Glueless Structure Flooring
Adhesive has been used by many installers to bind wood panels together so that there will be no need to use nails. However, if no nails or adhesives will be used, can the wood panels stick with each other? Of course, they can!
Thanks to our ever growing technology, more and more manufacturers are trying to make innovations with flooring, and now there is already glueless wood flooring. As the name suggests, it is the kind of wood flooring that you can install easily since you do not have to mess around with glue anymore.
There are several wood flooring types that you can just install by yourself, but we would like to introduce you to two that you will frequently hear about:
Engineered Hardwood Flooring
Engineered hardwood flooring is a modern variety of solid wood flooring, in such a way that its top surface is hardwood, but its core can either be plywood or another hardwood. Because of this, it is a cheaper yet equally durable version of the original flooring.
Glueless wood flooring, on the other hand, comes in light with the engineered flooring since this is easier to be manipulated and to but cut in perfect fitting size, unlike the hardwood panels. The non-usage of adhesive depends mainly on the ability of the woods to stick strongly with each other, and we can only achieve that using the engineered hardwood flooring.
If you want to follow a strict budget without sacrificing the entire look of your flooring, you can use laminate as your glueless wood flooring. Laminate is much affordable than engineered or solid wood flooring, so you will not have to worry that it will cost you an arm or a leg to buy a few pieces of it. Besides, it is somewhat resistant to water and it can still look like a real wood flooring because of the printed image of real wood on top of it.
How to install them?
Here is the general idea of how you can install glueless wood flooring:
- Approximately three days before you start the glueless wood flooring installation process, you have to lay the flooring pieces out in the open so that they can adjust to the temperature and moisture in the area.
- While you are waiting for that, start checking the existing flooring. If there are gaps, fill them with leveling compound. If the existing flooring is hardwood, make sure that all the bumps are sanded out so that the surface will be flat.
- With the help of a flooring board, remove some of the door jambs to give space for the new flooring.
- When that is done, cover the space with a moisture barrier.

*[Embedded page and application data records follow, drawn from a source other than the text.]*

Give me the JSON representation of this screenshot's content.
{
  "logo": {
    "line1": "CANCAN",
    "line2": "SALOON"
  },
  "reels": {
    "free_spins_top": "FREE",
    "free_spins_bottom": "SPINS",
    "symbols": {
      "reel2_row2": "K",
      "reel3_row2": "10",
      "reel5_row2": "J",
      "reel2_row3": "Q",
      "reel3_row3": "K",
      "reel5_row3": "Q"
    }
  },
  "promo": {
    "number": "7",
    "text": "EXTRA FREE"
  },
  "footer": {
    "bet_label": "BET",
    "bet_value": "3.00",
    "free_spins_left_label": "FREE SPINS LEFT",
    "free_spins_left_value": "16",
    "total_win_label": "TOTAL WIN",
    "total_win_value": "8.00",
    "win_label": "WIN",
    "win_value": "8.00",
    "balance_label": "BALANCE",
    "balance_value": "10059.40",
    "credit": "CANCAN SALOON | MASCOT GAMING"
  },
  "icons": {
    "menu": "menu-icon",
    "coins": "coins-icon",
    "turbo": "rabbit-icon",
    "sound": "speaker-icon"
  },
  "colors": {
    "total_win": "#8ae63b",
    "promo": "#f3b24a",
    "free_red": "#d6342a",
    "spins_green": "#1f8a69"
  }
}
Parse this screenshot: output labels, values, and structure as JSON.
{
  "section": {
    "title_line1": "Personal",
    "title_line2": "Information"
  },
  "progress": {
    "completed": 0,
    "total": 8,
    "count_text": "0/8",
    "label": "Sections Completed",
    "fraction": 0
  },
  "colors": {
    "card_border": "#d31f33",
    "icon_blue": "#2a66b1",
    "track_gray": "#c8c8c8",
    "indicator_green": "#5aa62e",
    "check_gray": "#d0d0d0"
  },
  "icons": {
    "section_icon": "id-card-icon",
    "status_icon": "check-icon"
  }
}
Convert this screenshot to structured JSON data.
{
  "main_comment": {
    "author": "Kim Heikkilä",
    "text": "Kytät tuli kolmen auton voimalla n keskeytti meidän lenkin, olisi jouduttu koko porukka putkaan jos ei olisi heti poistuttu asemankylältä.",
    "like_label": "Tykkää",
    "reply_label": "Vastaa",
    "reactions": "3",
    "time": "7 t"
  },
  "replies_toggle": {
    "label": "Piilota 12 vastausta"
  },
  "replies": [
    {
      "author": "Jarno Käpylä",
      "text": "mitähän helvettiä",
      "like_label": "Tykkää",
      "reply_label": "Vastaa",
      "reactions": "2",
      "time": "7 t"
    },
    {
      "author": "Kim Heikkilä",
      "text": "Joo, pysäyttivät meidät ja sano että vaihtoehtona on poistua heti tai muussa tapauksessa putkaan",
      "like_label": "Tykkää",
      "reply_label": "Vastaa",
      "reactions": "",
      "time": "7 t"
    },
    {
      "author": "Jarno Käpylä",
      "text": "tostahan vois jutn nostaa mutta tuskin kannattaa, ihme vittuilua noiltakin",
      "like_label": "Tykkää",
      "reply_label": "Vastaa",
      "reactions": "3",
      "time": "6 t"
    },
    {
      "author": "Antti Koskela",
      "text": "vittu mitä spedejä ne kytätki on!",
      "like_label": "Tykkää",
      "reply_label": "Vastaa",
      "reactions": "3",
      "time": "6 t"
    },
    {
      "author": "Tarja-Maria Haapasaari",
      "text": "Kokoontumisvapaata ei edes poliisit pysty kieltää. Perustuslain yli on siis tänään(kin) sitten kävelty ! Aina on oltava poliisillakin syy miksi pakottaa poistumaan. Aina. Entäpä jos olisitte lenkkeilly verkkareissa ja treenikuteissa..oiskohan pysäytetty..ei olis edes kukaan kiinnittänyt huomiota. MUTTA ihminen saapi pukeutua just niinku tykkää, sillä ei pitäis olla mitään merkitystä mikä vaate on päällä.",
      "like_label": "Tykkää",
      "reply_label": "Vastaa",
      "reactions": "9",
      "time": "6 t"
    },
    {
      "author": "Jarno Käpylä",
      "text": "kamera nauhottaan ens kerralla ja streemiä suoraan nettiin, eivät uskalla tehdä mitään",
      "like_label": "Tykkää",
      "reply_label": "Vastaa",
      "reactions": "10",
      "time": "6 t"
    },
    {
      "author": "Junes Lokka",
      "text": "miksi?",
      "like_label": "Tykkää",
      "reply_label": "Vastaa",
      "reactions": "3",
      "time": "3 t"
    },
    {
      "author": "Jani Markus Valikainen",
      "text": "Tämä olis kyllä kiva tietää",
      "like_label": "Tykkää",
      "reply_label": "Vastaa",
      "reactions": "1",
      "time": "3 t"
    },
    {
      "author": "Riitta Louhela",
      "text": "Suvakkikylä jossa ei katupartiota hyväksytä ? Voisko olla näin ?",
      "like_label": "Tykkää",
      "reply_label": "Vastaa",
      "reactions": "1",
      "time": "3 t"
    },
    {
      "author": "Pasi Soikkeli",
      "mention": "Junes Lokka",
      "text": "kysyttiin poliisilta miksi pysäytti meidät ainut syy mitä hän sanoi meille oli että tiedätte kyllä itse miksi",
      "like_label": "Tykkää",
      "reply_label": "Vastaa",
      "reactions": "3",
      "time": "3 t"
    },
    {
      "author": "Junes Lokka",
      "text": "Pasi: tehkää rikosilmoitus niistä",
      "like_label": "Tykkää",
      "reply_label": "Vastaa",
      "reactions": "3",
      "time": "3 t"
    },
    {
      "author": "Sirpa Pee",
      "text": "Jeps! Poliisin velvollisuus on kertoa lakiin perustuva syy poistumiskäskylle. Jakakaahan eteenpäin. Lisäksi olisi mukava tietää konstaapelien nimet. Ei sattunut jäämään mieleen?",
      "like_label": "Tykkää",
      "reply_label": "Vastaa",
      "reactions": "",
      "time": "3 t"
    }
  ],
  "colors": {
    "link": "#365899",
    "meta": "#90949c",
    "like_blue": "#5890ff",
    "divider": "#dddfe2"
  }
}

- ¼ inch away from the wall, begin laying the boards down. You need that much space to let the wood expand.
- Once you have installed all the boards, install a baseboard to cover the gap between the edges of the flooring and the wall.